The majority of them work by being abrasive or scratching that stain right off of your teeth. So, if it is scratching the stain off, what is it doing to your enamel?
That’s right, the toothpaste is damaging your teeth. Enamel is hard but with repeated attacks, scratches will form, then those scratches will pick up stain and you just defeated the purpose of the whitening toothpaste.
With repeated use, notches can form on the tooth usually near the gumline where the enamel and the softer tooth root meet. As more of the root wears away, the notch can approach the nerve and blood supply of the tooth and can cause sensitivity, exposure of the nerve, infection, fracture and tooth loss.
These notches, called abfraction lesions, are considered a modern day dental problem as they have yet to be observed by anthropologists studying the teeth of the hunter-gatherer population. While there may be additional contributing factors such as stress on the teeth when functioning and acids, it is believed the addition of abrasive toothpaste has produced these lesions.
Check the list below and see where your toothpaste ranks. If it is in the yellow or pink sections, you may want to consider changing. Note that each brand can have toothpastes that range from low to high abrasiveness so do not assume that all Arm & Hammer products are low or all Colgate products are high.
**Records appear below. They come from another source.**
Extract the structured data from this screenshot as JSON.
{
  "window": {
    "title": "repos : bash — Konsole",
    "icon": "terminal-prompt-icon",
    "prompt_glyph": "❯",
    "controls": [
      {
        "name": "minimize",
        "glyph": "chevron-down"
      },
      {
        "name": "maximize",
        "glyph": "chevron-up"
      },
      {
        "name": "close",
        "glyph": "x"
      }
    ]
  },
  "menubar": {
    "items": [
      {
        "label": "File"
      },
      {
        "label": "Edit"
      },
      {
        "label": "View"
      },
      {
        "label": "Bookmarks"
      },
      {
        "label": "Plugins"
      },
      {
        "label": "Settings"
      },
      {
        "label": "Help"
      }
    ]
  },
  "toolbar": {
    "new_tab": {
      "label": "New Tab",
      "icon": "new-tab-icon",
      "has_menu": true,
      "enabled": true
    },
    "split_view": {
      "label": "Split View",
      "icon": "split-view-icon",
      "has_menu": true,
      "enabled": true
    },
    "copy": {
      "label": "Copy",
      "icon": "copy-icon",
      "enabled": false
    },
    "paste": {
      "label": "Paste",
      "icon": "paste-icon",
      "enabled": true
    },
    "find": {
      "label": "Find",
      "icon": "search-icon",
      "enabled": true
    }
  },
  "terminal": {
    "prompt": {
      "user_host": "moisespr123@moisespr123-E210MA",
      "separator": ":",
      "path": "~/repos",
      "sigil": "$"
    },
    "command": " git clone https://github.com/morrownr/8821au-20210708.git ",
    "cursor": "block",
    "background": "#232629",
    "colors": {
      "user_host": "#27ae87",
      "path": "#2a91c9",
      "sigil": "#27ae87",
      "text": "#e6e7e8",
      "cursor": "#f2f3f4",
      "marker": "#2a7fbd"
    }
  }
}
And if you have notches (abfraction lesions) that have formed in your teeth, consult your dentist!